Tony Berberabe, MPH, is the Editor for Targeted Therapies in Oncology. Berberabe received his Bachelor of Arts in Biology from Rutgers University and his Master of Public Health from the University of Medicine and Dentistry in New Jersey.
PSA testing utilization decreased by 50% among primary care physicians at Oregon Health & Science University, following a recommendation against screening from the USPSTF.
Ryan Werntz, MD
PSA testing utilization decreased by 50% among primary care physicians at Oregon Health & Science University, following a recommendation against screening from the United States Preventive Services Task Force (USPSTF). In particular, the most significant decrease in PSA use was seen in men aged 50 to 70 yearsa cohort most likely to benefit from screening, according to data presenting at the 2015 American Urological Association (AUA) Annual Meeting by Ryan Werntz, MD.
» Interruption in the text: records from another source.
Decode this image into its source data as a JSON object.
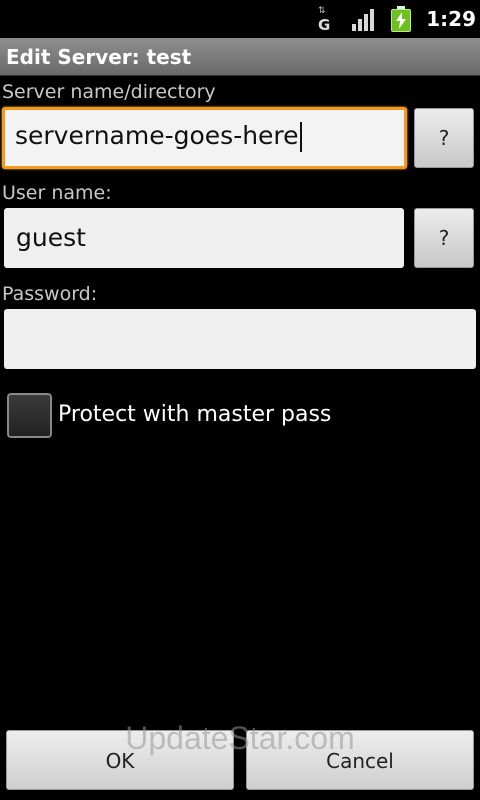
{
  "status_bar": {
    "network_type": "G",
    "time": "1:29",
    "icons": {
      "network": "data-arrows-icon",
      "signal": "signal-bars-icon",
      "battery": "battery-charging-icon"
    }
  },
  "title_bar": {
    "title": "Edit Server: test"
  },
  "form": {
    "server": {
      "label": "Server name/directory",
      "value": "servername-goes-here",
      "help_label": "?"
    },
    "user": {
      "label": "User name:",
      "value": "guest",
      "help_label": "?"
    },
    "password": {
      "label": "Password:",
      "value": ""
    },
    "protect": {
      "label": "Protect with master pass",
      "checked": false
    }
  },
  "buttons": {
    "ok": "OK",
    "cancel": "Cancel"
  },
  "watermark": "UpdateStar.com",
  "colors": {
    "focus": "#f59a1c",
    "battery": "#6cc020",
    "background": "#000000"
  }
}
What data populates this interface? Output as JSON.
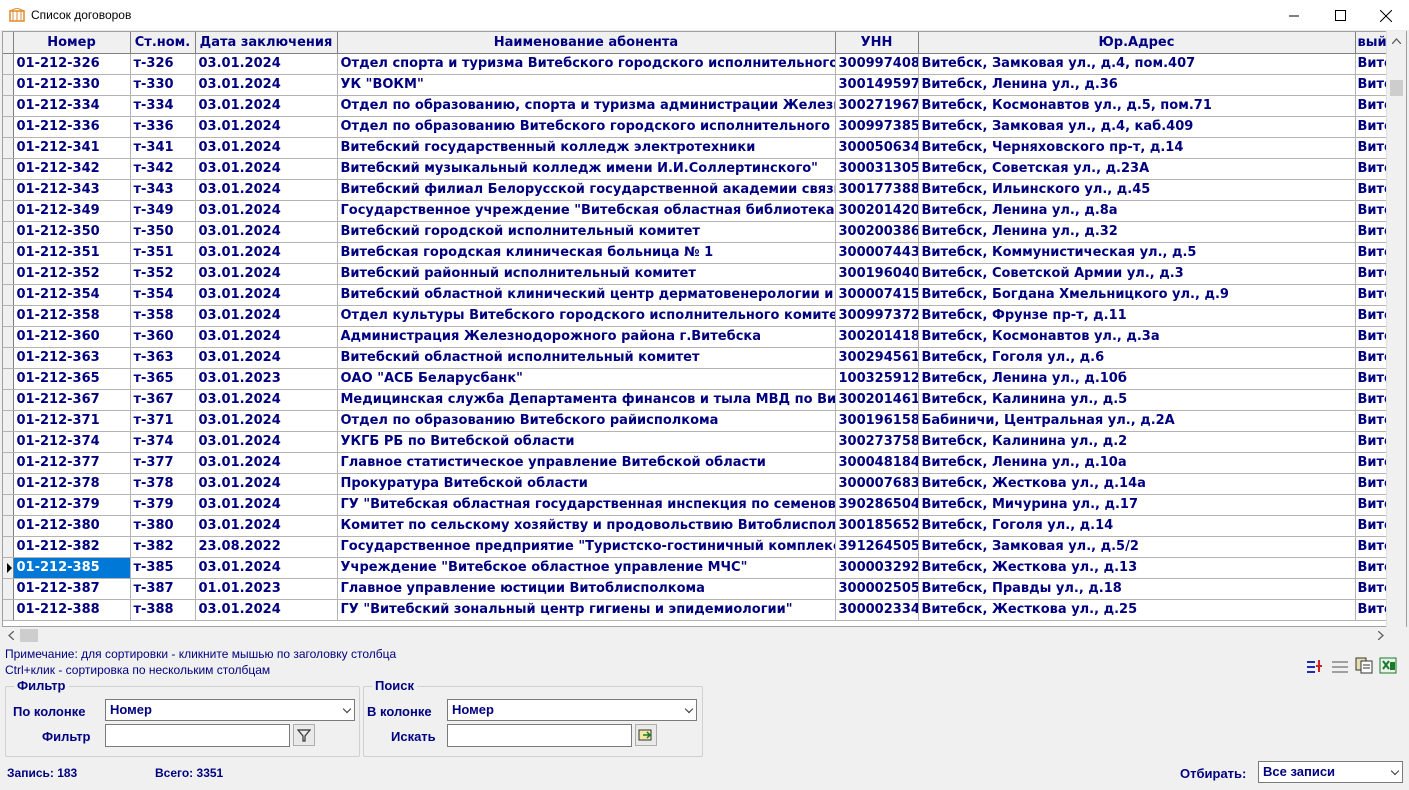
{
  "window": {
    "title": "Список договоров"
  },
  "columns": [
    "Номер",
    "Ст.ном.",
    "Дата заключения",
    "Наименование абонента",
    "УНН",
    "Юр.Адрес",
    "вый"
  ],
  "rows": [
    {
      "num": "01-212-326",
      "st": "т-326",
      "date": "03.01.2024",
      "name": "Отдел спорта и туризма Витебского городского исполнительного",
      "unn": "300997408",
      "addr": "Витебск, Замковая ул., д.4, пом.407",
      "extra": "Вито"
    },
    {
      "num": "01-212-330",
      "st": "т-330",
      "date": "03.01.2024",
      "name": "УК \"ВОКМ\"",
      "unn": "300149597",
      "addr": "Витебск, Ленина ул., д.36",
      "extra": "Вито"
    },
    {
      "num": "01-212-334",
      "st": "т-334",
      "date": "03.01.2024",
      "name": "Отдел по образованию, спорта и туризма администрации Железн",
      "unn": "300271967",
      "addr": "Витебск, Космонавтов ул., д.5, пом.71",
      "extra": "Вито"
    },
    {
      "num": "01-212-336",
      "st": "т-336",
      "date": "03.01.2024",
      "name": "Отдел по образованию Витебского городского исполнительного к",
      "unn": "300997385",
      "addr": "Витебск, Замковая ул., д.4, каб.409",
      "extra": "Вито"
    },
    {
      "num": "01-212-341",
      "st": "т-341",
      "date": "03.01.2024",
      "name": "Витебский государственный колледж электротехники",
      "unn": "300050634",
      "addr": "Витебск, Черняховского пр-т, д.14",
      "extra": "Вито"
    },
    {
      "num": "01-212-342",
      "st": "т-342",
      "date": "03.01.2024",
      "name": "Витебский музыкальный колледж имени И.И.Соллертинского\"",
      "unn": "300031305",
      "addr": "Витебск, Советская ул., д.23А",
      "extra": "Вито"
    },
    {
      "num": "01-212-343",
      "st": "т-343",
      "date": "03.01.2024",
      "name": "Витебский филиал Белорусской государственной академии связи",
      "unn": "300177388",
      "addr": "Витебск, Ильинского ул., д.45",
      "extra": "Вито"
    },
    {
      "num": "01-212-349",
      "st": "т-349",
      "date": "03.01.2024",
      "name": "Государственное учреждение \"Витебская областная библиотека и",
      "unn": "300201420",
      "addr": "Витебск, Ленина ул., д.8а",
      "extra": "Вито"
    },
    {
      "num": "01-212-350",
      "st": "т-350",
      "date": "03.01.2024",
      "name": "Витебский городской исполнительный комитет",
      "unn": "300200386",
      "addr": "Витебск, Ленина ул., д.32",
      "extra": "Вито"
    },
    {
      "num": "01-212-351",
      "st": "т-351",
      "date": "03.01.2024",
      "name": "Витебская городская клиническая больница № 1",
      "unn": "300007443",
      "addr": "Витебск, Коммунистическая ул., д.5",
      "extra": "Вито"
    },
    {
      "num": "01-212-352",
      "st": "т-352",
      "date": "03.01.2024",
      "name": "Витебский районный исполнительный комитет",
      "unn": "300196040",
      "addr": "Витебск, Советской Армии ул., д.3",
      "extra": "Вито"
    },
    {
      "num": "01-212-354",
      "st": "т-354",
      "date": "03.01.2024",
      "name": "Витебский областной клинический центр дерматовенерологии и к",
      "unn": "300007415",
      "addr": "Витебск, Богдана Хмельницкого ул., д.9",
      "extra": "Вито"
    },
    {
      "num": "01-212-358",
      "st": "т-358",
      "date": "03.01.2024",
      "name": "Отдел культуры Витебского городского исполнительного комитет",
      "unn": "300997372",
      "addr": "Витебск, Фрунзе пр-т, д.11",
      "extra": "Вито"
    },
    {
      "num": "01-212-360",
      "st": "т-360",
      "date": "03.01.2024",
      "name": "Администрация Железнодорожного района г.Витебска",
      "unn": "300201418",
      "addr": "Витебск, Космонавтов ул., д.3а",
      "extra": "Вито"
    },
    {
      "num": "01-212-363",
      "st": "т-363",
      "date": "03.01.2024",
      "name": "Витебский областной исполнительный комитет",
      "unn": "300294561",
      "addr": "Витебск, Гоголя ул., д.6",
      "extra": "Вито"
    },
    {
      "num": "01-212-365",
      "st": "т-365",
      "date": "03.01.2023",
      "name": " ОАО \"АСБ Беларусбанк\"",
      "unn": "100325912",
      "addr": "Витебск, Ленина ул., д.10б",
      "extra": "Вито"
    },
    {
      "num": "01-212-367",
      "st": "т-367",
      "date": "03.01.2024",
      "name": "Медицинская служба Департамента финансов и тыла МВД по Вите",
      "unn": "300201461",
      "addr": "Витебск, Калинина ул., д.5",
      "extra": "Вито"
    },
    {
      "num": "01-212-371",
      "st": "т-371",
      "date": "03.01.2024",
      "name": "Отдел по образованию Витебского райисполкома",
      "unn": "300196158",
      "addr": "Бабиничи, Центральная ул., д.2А",
      "extra": "Вито"
    },
    {
      "num": "01-212-374",
      "st": "т-374",
      "date": "03.01.2024",
      "name": "УКГБ РБ по Витебской области",
      "unn": "300273758",
      "addr": "Витебск, Калинина ул., д.2",
      "extra": "Вито"
    },
    {
      "num": "01-212-377",
      "st": "т-377",
      "date": "03.01.2024",
      "name": "Главное статистическое управление Витебской области",
      "unn": "300048184",
      "addr": "Витебск, Ленина ул., д.10а",
      "extra": "Вито"
    },
    {
      "num": "01-212-378",
      "st": "т-378",
      "date": "03.01.2024",
      "name": "Прокуратура Витебской области",
      "unn": "300007683",
      "addr": "Витебск, Жесткова ул., д.14а",
      "extra": "Вито"
    },
    {
      "num": "01-212-379",
      "st": "т-379",
      "date": "03.01.2024",
      "name": "ГУ \"Витебская областная государственная инспекция по семенов",
      "unn": "390286504",
      "addr": "Витебск, Мичурина ул., д.17",
      "extra": "Вито"
    },
    {
      "num": "01-212-380",
      "st": "т-380",
      "date": "03.01.2024",
      "name": "Комитет по сельскому хозяйству и продовольствию Витоблисполк",
      "unn": "300185652",
      "addr": "Витебск, Гоголя ул., д.14",
      "extra": "Вито"
    },
    {
      "num": "01-212-382",
      "st": "т-382",
      "date": "23.08.2022",
      "name": "Государственное предприятие \"Туристско-гостиничный комплекс",
      "unn": "391264505",
      "addr": "Витебск, Замковая ул., д.5/2",
      "extra": "Вито"
    },
    {
      "num": "01-212-385",
      "st": "т-385",
      "date": "03.01.2024",
      "name": "Учреждение \"Витебское областное управление МЧС\"",
      "unn": "300003292",
      "addr": "Витебск, Жесткова ул., д.13",
      "extra": "Вито",
      "selected": true
    },
    {
      "num": "01-212-387",
      "st": "т-387",
      "date": "01.01.2023",
      "name": "Главное управление юстиции Витоблисполкома",
      "unn": "300002505",
      "addr": "Витебск, Правды ул., д.18",
      "extra": "Вито"
    },
    {
      "num": "01-212-388",
      "st": "т-388",
      "date": "03.01.2024",
      "name": "ГУ \"Витебский зональный центр гигиены и эпидемиологии\"",
      "unn": "300002334",
      "addr": "Витебск, Жесткова ул., д.25",
      "extra": "Вито"
    }
  ],
  "notes": {
    "line1": "Примечание: для сортировки - кликните мышью по заголовку столбца",
    "line2": "Ctrl+клик - сортировка по нескольким столбцам"
  },
  "filter": {
    "legend": "Фильтр",
    "column_label": "По колонке",
    "column_value": "Номер",
    "filter_label": "Фильтр",
    "filter_value": ""
  },
  "search": {
    "legend": "Поиск",
    "column_label": "В колонке",
    "column_value": "Номер",
    "search_label": "Искать",
    "search_value": ""
  },
  "status": {
    "record": "Запись: 183",
    "total": "Всего: 3351",
    "select_label": "Отбирать:",
    "select_value": "Все записи"
  }
}
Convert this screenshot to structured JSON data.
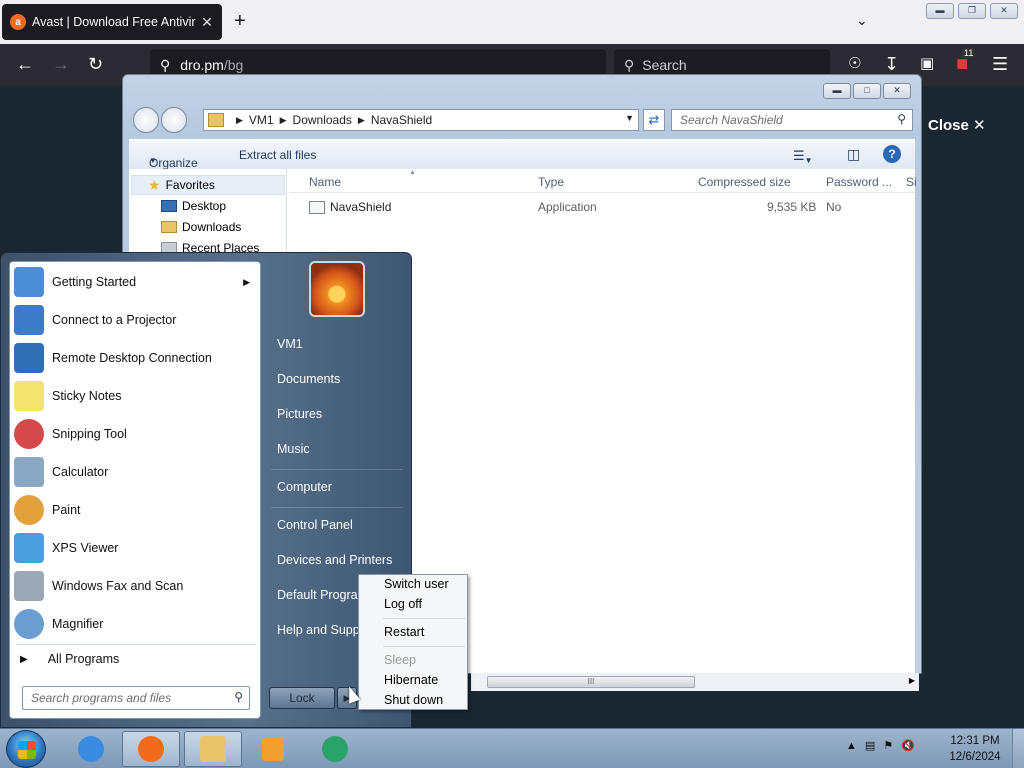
{
  "browser": {
    "tab_title": "Avast | Download Free Antivirus",
    "tab_close": "✕",
    "new_tab": "+",
    "url_domain": "dro.pm",
    "url_path": "/bg",
    "search_placeholder": "Search",
    "page_overlay_close": "Close",
    "extension_badge": "11"
  },
  "explorer": {
    "breadcrumbs": [
      "VM1",
      "Downloads",
      "NavaShield"
    ],
    "search_placeholder": "Search NavaShield",
    "commands": {
      "organize": "Organize",
      "extract_all": "Extract all files"
    },
    "favorites": {
      "header": "Favorites",
      "items": [
        "Desktop",
        "Downloads",
        "Recent Places"
      ]
    },
    "columns": [
      "Name",
      "Type",
      "Compressed size",
      "Password ...",
      "Si"
    ],
    "files": [
      {
        "name": "NavaShield",
        "type": "Application",
        "compressed_size": "9,535 KB",
        "password": "No"
      }
    ],
    "scroll_grip": "III"
  },
  "start_menu": {
    "programs": [
      {
        "label": "Getting Started",
        "has_submenu": true,
        "icon": "getting-started-icon",
        "color": "#4a8fd6"
      },
      {
        "label": "Connect to a Projector",
        "icon": "projector-icon",
        "color": "#3b7bc9"
      },
      {
        "label": "Remote Desktop Connection",
        "icon": "remote-desktop-icon",
        "color": "#2e6fb5"
      },
      {
        "label": "Sticky Notes",
        "icon": "sticky-notes-icon",
        "color": "#f2e46c"
      },
      {
        "label": "Snipping Tool",
        "icon": "snipping-tool-icon",
        "color": "#d44a4a"
      },
      {
        "label": "Calculator",
        "icon": "calculator-icon",
        "color": "#8aa7c4"
      },
      {
        "label": "Paint",
        "icon": "paint-icon",
        "color": "#e2a23b"
      },
      {
        "label": "XPS Viewer",
        "icon": "xps-viewer-icon",
        "color": "#4aa0dc"
      },
      {
        "label": "Windows Fax and Scan",
        "icon": "fax-scan-icon",
        "color": "#9aa8b6"
      },
      {
        "label": "Magnifier",
        "icon": "magnifier-icon",
        "color": "#6c9ed1"
      }
    ],
    "all_programs": "All Programs",
    "search_placeholder": "Search programs and files",
    "right_links": [
      "VM1",
      "Documents",
      "Pictures",
      "Music",
      "Computer",
      "Control Panel",
      "Devices and Printers",
      "Default Programs",
      "Help and Support"
    ],
    "lock_button": "Lock"
  },
  "power_menu": {
    "items": [
      {
        "label": "Switch user",
        "enabled": true
      },
      {
        "label": "Log off",
        "enabled": true
      },
      {
        "label": "Restart",
        "enabled": true
      },
      {
        "label": "Sleep",
        "enabled": false
      },
      {
        "label": "Hibernate",
        "enabled": true
      },
      {
        "label": "Shut down",
        "enabled": true
      }
    ]
  },
  "taskbar": {
    "items": [
      {
        "name": "internet-explorer",
        "color": "#3b8be0"
      },
      {
        "name": "firefox",
        "color": "#f26b1d"
      },
      {
        "name": "windows-explorer",
        "color": "#e8c46a"
      },
      {
        "name": "media-player",
        "color": "#f0a030"
      },
      {
        "name": "avast-setup",
        "color": "#2aa36b"
      }
    ],
    "clock_time": "12:31 PM",
    "clock_date": "12/6/2024"
  }
}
“If you look back before PSA was a big part of prostate cancer screening, 20% to 25% of men would often first see a physician with back pain and be subsequently diagnosed with metastatic disease,” said Werntz, a urologic resident at OHSU. “It’s a little bit unnerving, because if the guidelines for primary care physicians are recommending not to screen for prostate cancer, we could go back to those days when 1 in 5 men are presenting with metastatic disease. Now, only 4% of men are presenting with metastatic disease, and that has to be due to PSA screening.”
Previous research revealed a significant decrease in screening frequency in two cohorts of men studied from June-November 2011 and during the same 6-month period in 2012 after the USPSTF guideline (8.6% vs 7.6%,P= .0001; adjusted odds ratio 0.89; 95% CI, 0.83-0.95).
The USPSTF recommendation against the use of prostate specific antigen (PSA) testing was handed down in May 2012. At this time, the task force gave the screening test a grade of D, meaning that there is moderate or high certainty that the service has no net benefit or that the harms outweigh the benefits.
A few years following this decision, researchers found that between 2011 and 2013, in the immediate wake of the USPSTF recommendation, there was a 6% increase in the diagnosis of intermediate or higher risk prostate cancer in men and concluded that many more deaths could result from this disease.
“This was a travesty,” Gary Kirsh, MD, president of the Large Urology Group Practice Association (LUGPA)a professional association representing more than 20% of the nation’s practicing urologists, said in an interview withTargetedOnc. “Their interpretation of the literature with regard to PSA testing is hotly disputed by many experts in the field,” he said. “In the era of PSA testing, we have seen a 40% reduction in prostate cancer mortality in the United States.”
The goals of the study reported at AUA were to identify trends in PSA testing by OHSU primary care physicians before and after the recommendation was issued, to determine which age groups were impacted the most, and to identify the rate of PSA testing in men with lower urinary tract symptoms (LUTS). The USPSTF guideline was largely based on an analysis from the Pacific Northwest Evidence Based Practice Center at OHSU, noted Werntz.
Men aged >40 years who were new patients at the family or internal medicine clinic at OHSU between January 2008 and December 2013 were identified for inclusion in the study using the OHSU electronic database. Those with a history of prostate cancer or who had previously been treated by a urologist were excluded.
Researchers compared PSA testing before and after the USPSTF recommendation, with results stratified by age. They found that PSA testing for men aged 50-59 years fell from 19.2% over the 4 years 2008-2012 before the USPSTF recommendation, to 8.5% after May 2012 when the guideline was issueda reduction in screening of 56%. Similarly, for men aged 60-69 years, the rate fell by 60%, from 19.3% to 7.2%, respectively.
The researchers observed no significant difference in the frequency of PSA testing for men aged 40 to 49 years after the recommendation was issued (4.2% vs 4.4%, respectively) and for men 70 years or older (10.2% vs 9.3%, respectively).
Benign prostatic hyperplasia (BPH) or LUTS was a noted diagnosis in 3.6% of new patients examined, yet only 36% of men with this diagnosis were given a PSA test, suggesting underutilization of PSA in this symptomatic group of men. LUTS is a potential symptom of advanced prostate cancer, but current AUA guidelines suggest that PSA testing is optional. AUA guidelines do recommend a digital rectal exam (DRE), but this is often not done, Werntz noted.
Widespread use of PSA testing has contributed to the detection and overtreatment of men with low-risk, non-aggressive prostate cancer. Nevertheless, recognizing the benefits of PSA testing, the AUA updated its guidelines in 2013 to incorporate a man’s health risk, age, race, and family history.